WORK TASK: An exact restatement of all the data is required, with the pictures left out.
-- SOURCE MATERIAL follows --
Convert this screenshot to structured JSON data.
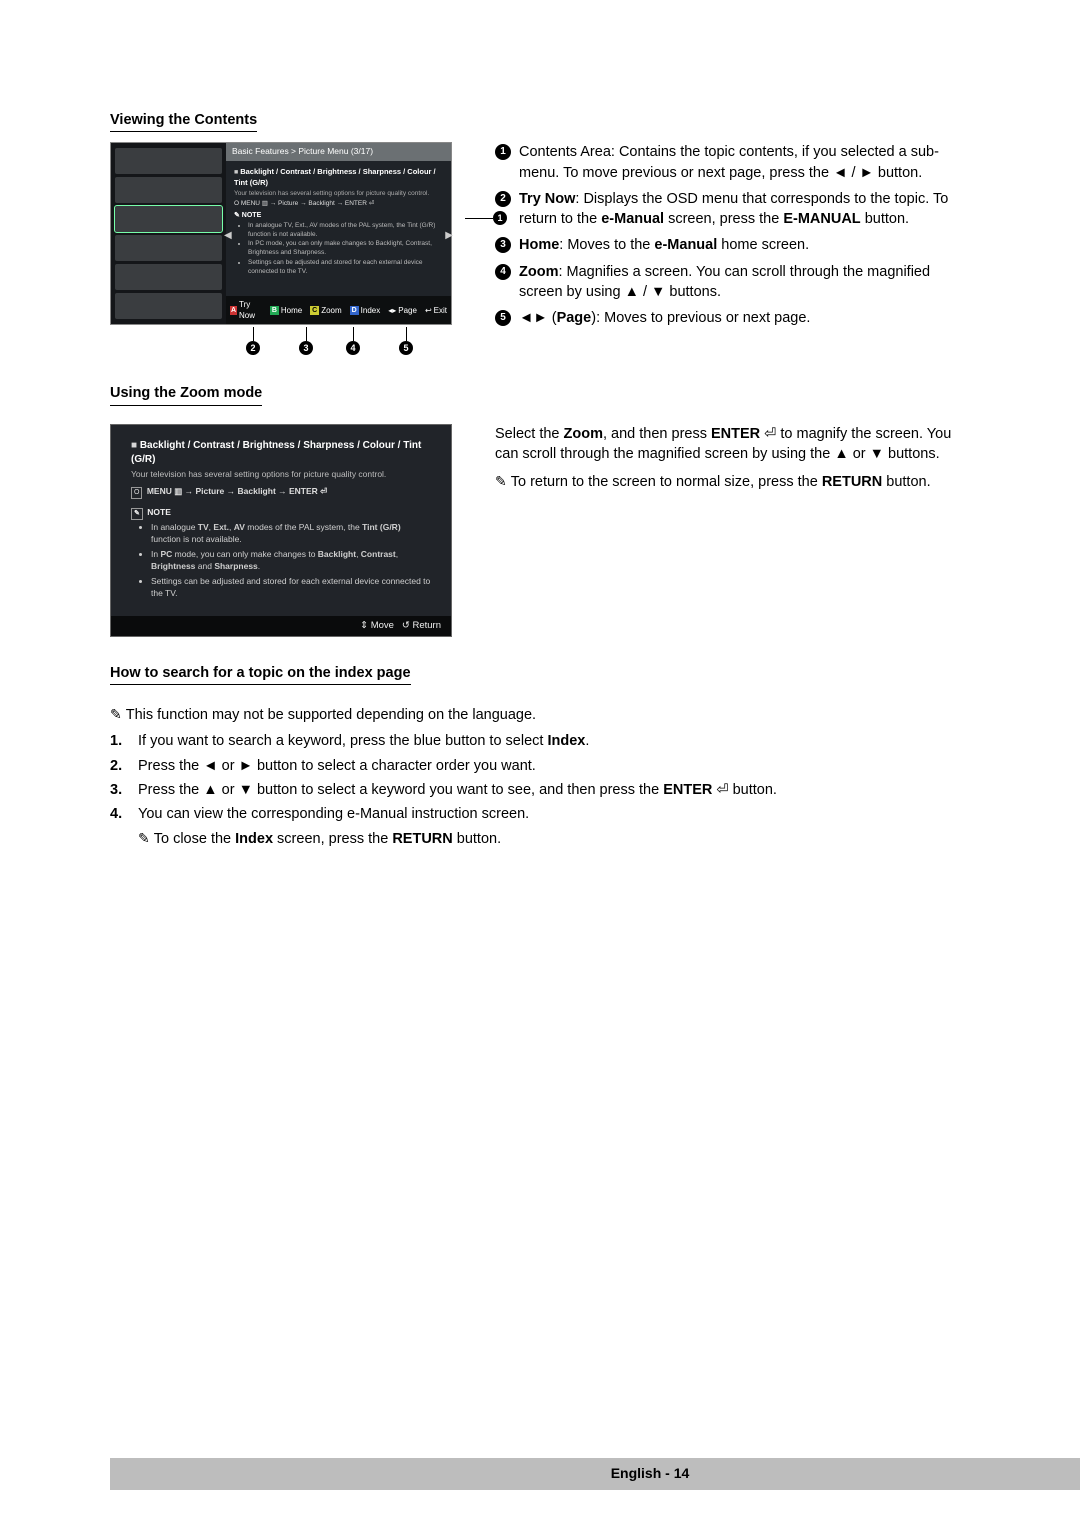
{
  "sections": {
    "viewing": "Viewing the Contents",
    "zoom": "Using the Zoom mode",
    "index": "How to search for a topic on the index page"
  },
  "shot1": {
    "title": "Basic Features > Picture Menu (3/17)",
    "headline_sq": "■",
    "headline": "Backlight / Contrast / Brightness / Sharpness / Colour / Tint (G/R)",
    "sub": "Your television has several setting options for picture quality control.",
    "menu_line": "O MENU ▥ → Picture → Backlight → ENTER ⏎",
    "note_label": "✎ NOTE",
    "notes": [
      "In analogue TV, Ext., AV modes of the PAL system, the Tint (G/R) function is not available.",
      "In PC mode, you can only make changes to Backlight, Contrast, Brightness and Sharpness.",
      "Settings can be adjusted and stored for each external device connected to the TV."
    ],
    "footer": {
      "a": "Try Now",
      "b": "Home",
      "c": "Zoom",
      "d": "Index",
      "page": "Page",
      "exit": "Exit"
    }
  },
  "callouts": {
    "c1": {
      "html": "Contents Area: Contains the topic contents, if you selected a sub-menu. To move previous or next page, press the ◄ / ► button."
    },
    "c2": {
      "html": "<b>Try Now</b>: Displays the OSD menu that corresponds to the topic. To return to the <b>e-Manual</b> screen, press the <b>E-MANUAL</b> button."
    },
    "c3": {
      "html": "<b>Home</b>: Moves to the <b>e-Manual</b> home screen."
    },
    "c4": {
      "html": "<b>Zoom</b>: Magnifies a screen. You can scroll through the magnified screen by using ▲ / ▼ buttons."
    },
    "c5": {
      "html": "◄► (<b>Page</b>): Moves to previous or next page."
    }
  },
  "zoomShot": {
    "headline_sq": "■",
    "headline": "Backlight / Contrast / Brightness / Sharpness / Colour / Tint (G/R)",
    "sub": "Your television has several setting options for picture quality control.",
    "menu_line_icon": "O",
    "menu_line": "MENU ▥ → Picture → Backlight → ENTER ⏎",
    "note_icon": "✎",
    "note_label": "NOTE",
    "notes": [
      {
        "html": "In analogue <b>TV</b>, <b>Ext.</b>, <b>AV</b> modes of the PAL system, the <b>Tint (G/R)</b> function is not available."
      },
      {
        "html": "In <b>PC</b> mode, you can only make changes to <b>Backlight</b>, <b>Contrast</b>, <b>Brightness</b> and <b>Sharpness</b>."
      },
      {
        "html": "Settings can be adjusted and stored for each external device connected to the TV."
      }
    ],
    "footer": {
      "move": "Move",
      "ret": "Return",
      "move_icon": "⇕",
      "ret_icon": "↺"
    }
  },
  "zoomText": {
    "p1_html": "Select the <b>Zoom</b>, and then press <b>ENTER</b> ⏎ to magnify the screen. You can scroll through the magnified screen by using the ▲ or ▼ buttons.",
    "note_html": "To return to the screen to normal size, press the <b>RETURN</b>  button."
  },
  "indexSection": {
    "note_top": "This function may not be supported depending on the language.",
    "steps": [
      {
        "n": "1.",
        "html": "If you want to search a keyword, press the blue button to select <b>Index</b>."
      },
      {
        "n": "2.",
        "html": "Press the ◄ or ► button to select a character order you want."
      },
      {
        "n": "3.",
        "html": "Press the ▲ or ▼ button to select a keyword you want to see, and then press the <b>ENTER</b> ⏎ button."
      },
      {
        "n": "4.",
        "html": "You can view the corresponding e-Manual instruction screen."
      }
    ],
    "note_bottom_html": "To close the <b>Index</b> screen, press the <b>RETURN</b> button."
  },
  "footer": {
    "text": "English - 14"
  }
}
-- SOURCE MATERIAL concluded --
TASK RESULT:
Convert this screenshot to structured JSON data.
{
  "sections": {
    "viewing": "Viewing the Contents",
    "zoom": "Using the Zoom mode",
    "index": "How to search for a topic on the index page"
  },
  "shot1": {
    "title": "Basic Features > Picture Menu (3/17)",
    "headline_sq": "■",
    "headline": "Backlight / Contrast / Brightness / Sharpness / Colour / Tint (G/R)",
    "sub": "Your television has several setting options for picture quality control.",
    "menu_line": "O MENU ▥ → Picture → Backlight → ENTER ⏎",
    "note_label": "✎ NOTE",
    "notes": [
      "In analogue TV, Ext., AV modes of the PAL system, the Tint (G/R) function is not available.",
      "In PC mode, you can only make changes to Backlight, Contrast, Brightness and Sharpness.",
      "Settings can be adjusted and stored for each external device connected to the TV."
    ],
    "footer": {
      "a": "Try Now",
      "b": "Home",
      "c": "Zoom",
      "d": "Index",
      "page": "Page",
      "exit": "Exit"
    }
  },
  "callouts": {
    "c1": {
      "html": "Contents Area: Contains the topic contents, if you selected a sub-menu. To move previous or next page, press the ◄ / ► button."
    },
    "c2": {
      "html": "<b>Try Now</b>: Displays the OSD menu that corresponds to the topic. To return to the <b>e-Manual</b> screen, press the <b>E-MANUAL</b> button."
    },
    "c3": {
      "html": "<b>Home</b>: Moves to the <b>e-Manual</b> home screen."
    },
    "c4": {
      "html": "<b>Zoom</b>: Magnifies a screen. You can scroll through the magnified screen by using ▲ / ▼ buttons."
    },
    "c5": {
      "html": "◄► (<b>Page</b>): Moves to previous or next page."
    }
  },
  "zoomShot": {
    "headline_sq": "■",
    "headline": "Backlight / Contrast / Brightness / Sharpness / Colour / Tint (G/R)",
    "sub": "Your television has several setting options for picture quality control.",
    "menu_line_icon": "O",
    "menu_line": "MENU ▥ → Picture → Backlight → ENTER ⏎",
    "note_icon": "✎",
    "note_label": "NOTE",
    "notes": [
      {
        "html": "In analogue <b>TV</b>, <b>Ext.</b>, <b>AV</b> modes of the PAL system, the <b>Tint (G/R)</b> function is not available."
      },
      {
        "html": "In <b>PC</b> mode, you can only make changes to <b>Backlight</b>, <b>Contrast</b>, <b>Brightness</b> and <b>Sharpness</b>."
      },
      {
        "html": "Settings can be adjusted and stored for each external device connected to the TV."
      }
    ],
    "footer": {
      "move": "Move",
      "ret": "Return",
      "move_icon": "⇕",
      "ret_icon": "↺"
    }
  },
  "zoomText": {
    "p1_html": "Select the <b>Zoom</b>, and then press <b>ENTER</b> ⏎ to magnify the screen. You can scroll through the magnified screen by using the ▲ or ▼ buttons.",
    "note_html": "To return to the screen to normal size, press the <b>RETURN</b>  button."
  },
  "indexSection": {
    "note_top": "This function may not be supported depending on the language.",
    "steps": [
      {
        "n": "1.",
        "html": "If you want to search a keyword, press the blue button to select <b>Index</b>."
      },
      {
        "n": "2.",
        "html": "Press the ◄ or ► button to select a character order you want."
      },
      {
        "n": "3.",
        "html": "Press the ▲ or ▼ button to select a keyword you want to see, and then press the <b>ENTER</b> ⏎ button."
      },
      {
        "n": "4.",
        "html": "You can view the corresponding e-Manual instruction screen."
      }
    ],
    "note_bottom_html": "To close the <b>Index</b> screen, press the <b>RETURN</b> button."
  },
  "footer": {
    "text": "English - 14"
  }
}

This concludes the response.